A typical user case? Think of a worker on a container vessel that is sailing far out at sea, five days away from civilisation. The worker becomes seriously ill, but there is no physician on board. The captain can use the app on a smartphone or tablet to connect to a doctor on the mainland. Using a two-way satellite connection, they appear on the captain’s screen and can offer concrete guidelines on how to treat the sick worker. “We want everyone in the world to have access to the best possible medical care, even - or especially - when there is no physician or healthcare professional around,” says Walther Boon of MedAssist Online, the company behind the new application.

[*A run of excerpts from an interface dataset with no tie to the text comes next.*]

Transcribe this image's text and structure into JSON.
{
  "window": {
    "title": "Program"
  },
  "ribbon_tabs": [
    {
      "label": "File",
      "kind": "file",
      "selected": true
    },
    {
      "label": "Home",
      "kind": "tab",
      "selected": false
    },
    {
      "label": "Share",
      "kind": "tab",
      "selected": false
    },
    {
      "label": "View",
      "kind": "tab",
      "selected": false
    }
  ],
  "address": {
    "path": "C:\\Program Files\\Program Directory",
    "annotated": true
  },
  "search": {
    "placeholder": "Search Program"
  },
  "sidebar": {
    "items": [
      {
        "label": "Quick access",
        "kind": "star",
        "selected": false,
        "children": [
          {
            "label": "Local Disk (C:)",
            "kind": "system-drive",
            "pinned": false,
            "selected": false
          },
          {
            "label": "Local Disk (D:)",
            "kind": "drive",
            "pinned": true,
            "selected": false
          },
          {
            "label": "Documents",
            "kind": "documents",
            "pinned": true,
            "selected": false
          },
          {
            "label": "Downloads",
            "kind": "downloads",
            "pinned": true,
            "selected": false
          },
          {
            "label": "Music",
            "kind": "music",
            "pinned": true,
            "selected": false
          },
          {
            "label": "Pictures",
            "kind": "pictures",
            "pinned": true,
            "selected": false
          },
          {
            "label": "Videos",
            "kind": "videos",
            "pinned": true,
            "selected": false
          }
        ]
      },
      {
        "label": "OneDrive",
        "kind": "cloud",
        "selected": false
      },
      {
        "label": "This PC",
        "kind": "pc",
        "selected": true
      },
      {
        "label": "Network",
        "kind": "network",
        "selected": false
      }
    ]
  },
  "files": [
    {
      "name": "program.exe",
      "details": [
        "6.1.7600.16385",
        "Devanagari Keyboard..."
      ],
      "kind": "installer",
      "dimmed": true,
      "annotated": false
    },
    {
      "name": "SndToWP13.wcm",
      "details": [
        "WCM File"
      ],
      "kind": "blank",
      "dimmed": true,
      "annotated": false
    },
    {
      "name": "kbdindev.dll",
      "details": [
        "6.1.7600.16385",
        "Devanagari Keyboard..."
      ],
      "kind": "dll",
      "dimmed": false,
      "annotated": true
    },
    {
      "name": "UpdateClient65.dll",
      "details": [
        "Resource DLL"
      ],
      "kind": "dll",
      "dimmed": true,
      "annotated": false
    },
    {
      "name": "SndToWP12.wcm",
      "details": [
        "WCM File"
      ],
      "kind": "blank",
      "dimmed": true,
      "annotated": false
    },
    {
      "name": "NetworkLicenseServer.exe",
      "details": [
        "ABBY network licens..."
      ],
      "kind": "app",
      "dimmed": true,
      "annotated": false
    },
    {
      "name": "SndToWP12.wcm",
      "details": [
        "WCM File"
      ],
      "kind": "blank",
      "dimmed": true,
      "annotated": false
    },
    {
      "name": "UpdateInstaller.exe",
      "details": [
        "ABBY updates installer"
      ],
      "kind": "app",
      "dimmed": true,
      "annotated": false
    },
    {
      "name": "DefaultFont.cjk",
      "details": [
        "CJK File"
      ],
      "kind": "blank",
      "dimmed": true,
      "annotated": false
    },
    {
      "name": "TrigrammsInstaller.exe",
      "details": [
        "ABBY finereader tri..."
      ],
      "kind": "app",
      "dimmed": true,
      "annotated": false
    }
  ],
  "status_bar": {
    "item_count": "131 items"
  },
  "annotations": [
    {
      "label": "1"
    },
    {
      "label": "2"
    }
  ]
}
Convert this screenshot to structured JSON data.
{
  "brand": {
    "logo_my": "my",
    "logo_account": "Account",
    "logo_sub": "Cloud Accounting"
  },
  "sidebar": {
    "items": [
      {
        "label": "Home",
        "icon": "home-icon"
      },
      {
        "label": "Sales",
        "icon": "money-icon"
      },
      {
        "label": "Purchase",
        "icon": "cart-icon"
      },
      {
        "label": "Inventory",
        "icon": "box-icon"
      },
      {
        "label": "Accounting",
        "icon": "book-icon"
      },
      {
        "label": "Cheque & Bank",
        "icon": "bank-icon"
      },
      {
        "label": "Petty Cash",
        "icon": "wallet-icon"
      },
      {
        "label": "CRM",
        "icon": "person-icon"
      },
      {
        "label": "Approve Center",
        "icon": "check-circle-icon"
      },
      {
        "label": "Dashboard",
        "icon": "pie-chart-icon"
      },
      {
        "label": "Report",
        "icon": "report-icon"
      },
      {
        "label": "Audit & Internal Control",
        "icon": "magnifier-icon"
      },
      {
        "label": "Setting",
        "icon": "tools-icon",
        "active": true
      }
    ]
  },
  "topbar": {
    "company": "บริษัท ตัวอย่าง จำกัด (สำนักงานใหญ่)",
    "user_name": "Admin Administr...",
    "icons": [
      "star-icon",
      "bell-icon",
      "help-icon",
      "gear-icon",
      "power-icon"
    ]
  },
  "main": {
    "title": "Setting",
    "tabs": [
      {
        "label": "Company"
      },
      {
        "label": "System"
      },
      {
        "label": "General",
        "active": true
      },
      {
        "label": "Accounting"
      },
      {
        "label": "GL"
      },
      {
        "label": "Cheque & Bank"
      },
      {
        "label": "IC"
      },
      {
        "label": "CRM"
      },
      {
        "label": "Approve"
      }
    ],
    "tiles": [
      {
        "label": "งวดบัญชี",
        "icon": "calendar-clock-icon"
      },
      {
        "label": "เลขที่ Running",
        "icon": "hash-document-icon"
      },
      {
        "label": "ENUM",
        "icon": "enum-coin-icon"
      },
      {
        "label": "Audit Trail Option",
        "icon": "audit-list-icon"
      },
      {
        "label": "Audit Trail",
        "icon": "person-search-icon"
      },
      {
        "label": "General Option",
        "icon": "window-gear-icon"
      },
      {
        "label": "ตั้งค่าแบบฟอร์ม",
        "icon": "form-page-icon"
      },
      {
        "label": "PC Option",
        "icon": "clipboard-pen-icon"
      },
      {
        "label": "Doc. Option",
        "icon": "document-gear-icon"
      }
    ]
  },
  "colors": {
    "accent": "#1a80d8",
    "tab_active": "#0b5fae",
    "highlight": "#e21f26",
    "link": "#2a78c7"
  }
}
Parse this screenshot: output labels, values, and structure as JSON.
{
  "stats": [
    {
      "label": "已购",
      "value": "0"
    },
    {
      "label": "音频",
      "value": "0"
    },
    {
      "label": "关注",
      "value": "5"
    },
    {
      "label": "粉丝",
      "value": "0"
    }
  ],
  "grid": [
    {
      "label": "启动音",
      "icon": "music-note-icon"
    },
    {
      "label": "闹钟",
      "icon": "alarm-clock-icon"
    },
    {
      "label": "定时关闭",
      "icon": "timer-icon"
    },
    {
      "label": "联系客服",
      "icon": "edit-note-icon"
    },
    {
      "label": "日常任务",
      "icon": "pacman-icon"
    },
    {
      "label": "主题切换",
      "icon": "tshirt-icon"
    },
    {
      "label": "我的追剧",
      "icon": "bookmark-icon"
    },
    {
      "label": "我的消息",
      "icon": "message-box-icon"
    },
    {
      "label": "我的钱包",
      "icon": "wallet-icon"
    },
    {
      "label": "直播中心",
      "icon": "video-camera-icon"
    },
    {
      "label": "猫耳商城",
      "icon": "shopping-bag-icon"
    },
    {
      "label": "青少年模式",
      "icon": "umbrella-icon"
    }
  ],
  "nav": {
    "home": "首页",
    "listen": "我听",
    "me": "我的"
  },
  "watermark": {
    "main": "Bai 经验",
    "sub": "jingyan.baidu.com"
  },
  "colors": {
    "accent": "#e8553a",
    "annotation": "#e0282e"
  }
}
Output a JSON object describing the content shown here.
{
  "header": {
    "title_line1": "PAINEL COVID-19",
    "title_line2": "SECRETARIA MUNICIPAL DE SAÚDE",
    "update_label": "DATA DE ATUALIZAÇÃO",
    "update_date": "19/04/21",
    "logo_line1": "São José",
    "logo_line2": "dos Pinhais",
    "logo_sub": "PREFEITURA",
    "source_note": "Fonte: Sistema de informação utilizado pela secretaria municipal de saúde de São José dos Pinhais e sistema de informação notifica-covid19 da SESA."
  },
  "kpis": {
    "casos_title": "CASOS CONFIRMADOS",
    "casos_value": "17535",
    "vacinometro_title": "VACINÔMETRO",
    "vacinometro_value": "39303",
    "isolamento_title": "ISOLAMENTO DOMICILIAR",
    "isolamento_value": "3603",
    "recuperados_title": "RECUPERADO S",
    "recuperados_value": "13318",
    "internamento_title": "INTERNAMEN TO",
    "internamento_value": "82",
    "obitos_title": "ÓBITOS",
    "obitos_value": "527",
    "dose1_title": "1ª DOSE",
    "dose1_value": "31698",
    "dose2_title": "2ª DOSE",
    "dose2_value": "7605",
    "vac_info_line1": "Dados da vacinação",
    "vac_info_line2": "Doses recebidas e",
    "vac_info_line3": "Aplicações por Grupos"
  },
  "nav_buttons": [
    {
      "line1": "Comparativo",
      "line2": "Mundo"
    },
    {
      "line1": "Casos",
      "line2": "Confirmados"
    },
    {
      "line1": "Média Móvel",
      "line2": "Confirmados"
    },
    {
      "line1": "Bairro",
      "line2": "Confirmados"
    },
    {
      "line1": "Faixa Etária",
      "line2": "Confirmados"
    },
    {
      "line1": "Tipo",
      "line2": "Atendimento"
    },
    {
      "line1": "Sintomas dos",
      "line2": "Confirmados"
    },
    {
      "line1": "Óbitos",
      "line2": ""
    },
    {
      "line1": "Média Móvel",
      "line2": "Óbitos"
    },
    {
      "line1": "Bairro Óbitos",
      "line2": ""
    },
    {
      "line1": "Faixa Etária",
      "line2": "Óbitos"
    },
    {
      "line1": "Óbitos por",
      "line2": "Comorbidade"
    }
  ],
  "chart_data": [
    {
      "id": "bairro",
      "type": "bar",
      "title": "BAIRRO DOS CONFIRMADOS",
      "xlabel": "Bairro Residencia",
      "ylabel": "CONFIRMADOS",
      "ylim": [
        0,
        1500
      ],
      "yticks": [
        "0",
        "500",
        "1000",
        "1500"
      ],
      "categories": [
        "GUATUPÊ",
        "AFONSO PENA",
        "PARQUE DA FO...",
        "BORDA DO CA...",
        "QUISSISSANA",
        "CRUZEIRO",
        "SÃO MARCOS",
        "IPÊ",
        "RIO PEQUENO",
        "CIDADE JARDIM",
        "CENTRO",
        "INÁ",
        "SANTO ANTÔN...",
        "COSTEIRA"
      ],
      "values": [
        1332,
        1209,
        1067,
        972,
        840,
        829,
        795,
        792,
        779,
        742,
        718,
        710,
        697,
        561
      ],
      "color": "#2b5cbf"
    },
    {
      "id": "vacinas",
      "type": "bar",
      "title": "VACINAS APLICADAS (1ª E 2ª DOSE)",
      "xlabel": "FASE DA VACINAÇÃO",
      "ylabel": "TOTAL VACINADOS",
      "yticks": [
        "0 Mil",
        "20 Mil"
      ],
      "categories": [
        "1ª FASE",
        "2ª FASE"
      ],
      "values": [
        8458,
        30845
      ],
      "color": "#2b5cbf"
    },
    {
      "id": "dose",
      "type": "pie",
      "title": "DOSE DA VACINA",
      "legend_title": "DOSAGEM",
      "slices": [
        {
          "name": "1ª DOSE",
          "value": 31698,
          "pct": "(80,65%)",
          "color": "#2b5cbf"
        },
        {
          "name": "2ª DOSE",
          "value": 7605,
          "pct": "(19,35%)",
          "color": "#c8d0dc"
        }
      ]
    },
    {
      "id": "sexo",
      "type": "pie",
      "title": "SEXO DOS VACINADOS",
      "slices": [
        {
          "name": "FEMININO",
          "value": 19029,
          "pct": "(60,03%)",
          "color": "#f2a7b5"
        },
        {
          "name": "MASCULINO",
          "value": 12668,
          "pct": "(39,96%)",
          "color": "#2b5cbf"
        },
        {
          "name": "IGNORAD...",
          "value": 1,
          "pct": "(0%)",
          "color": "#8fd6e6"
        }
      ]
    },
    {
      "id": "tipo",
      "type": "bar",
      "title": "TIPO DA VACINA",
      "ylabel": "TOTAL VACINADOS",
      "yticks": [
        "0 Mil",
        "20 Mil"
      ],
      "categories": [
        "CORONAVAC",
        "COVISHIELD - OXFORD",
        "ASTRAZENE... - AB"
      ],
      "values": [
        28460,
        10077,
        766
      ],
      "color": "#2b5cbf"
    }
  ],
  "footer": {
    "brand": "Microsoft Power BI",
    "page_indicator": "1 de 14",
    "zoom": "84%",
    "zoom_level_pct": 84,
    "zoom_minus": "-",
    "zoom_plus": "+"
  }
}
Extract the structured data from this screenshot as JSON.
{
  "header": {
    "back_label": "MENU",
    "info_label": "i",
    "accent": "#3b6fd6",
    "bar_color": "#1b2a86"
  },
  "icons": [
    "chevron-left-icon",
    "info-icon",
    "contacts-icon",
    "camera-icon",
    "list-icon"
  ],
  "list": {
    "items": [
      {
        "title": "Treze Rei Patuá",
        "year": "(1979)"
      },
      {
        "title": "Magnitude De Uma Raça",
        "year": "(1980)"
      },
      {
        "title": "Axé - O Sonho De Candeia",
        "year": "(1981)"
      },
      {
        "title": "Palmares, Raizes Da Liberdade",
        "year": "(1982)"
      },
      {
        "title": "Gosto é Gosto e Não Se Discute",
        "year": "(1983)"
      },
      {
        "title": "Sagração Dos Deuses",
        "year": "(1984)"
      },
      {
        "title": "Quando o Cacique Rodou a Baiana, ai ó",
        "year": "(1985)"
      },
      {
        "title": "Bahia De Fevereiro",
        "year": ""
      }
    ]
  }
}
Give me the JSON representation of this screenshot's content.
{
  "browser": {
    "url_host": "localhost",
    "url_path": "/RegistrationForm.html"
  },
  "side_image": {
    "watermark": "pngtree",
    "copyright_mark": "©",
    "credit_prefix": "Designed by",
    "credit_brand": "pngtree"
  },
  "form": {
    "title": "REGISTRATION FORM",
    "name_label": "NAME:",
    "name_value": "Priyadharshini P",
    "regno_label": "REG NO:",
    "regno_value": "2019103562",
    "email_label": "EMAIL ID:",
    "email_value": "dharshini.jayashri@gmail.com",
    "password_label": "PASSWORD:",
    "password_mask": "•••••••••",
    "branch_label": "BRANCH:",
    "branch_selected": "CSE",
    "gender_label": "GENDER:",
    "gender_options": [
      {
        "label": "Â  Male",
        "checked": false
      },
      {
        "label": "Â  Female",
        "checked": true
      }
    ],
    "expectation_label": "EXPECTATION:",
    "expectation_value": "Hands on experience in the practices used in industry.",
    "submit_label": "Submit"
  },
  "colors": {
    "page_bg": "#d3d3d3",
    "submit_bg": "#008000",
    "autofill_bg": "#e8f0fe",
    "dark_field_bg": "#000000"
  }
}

Boon is a trained physician who used to work in the emergency room before becoming a medical adviser in the maritime sector. At first glance, the new application seems similar to a video conference with a general practitioner, which the current coronavirus pandemic has made more and more people familiar with. Still, the underlying technology is quite different: “First of all, we use augmented reality. This technology allows us to place a virtual representation of a physician “next to” a patient to provide aid. Furthermore, the patient is not located in a city or town where they can access a fast internet connection. Instead, they are in areas where only satellite communication is available. That actually posed the greatest challenge: how can you transmit a video feed back and forth via communication satellites, which only offer limited bandwidth?”
With help from the NSO and the ESA, MedAssist Online was able to develop a working prototype in just two years, which sufficiently compresses the connection data and compensates for the differences in upload and download speeds. The company has even come up with a solution for the sudden loss of satellite reception, which allows the system to automatically restore a secure connection without requiring the user to log in again.
“We have done everything we can to make the app as reliable and secure as possible while keeping the loss of image quality to an absolute minimum,” Boon says. “TNO and Thales are two of the parties that helped us develop the technology to get to this point. After that, we conducted extensive tests on board ships from Van Oord and Stena Line until we had a well-functioning prototype.”
That is precisely the aim of the NSO’s ARTES BASS programme: to further develop satellite communication technology in order to pave the way for new commercial applications. MedAssist Online is currently in talks with various parties, even outside the maritime industry. After all, this application is interesting to anyone who may need medical advice in a remote location.
More information about MedAssist Live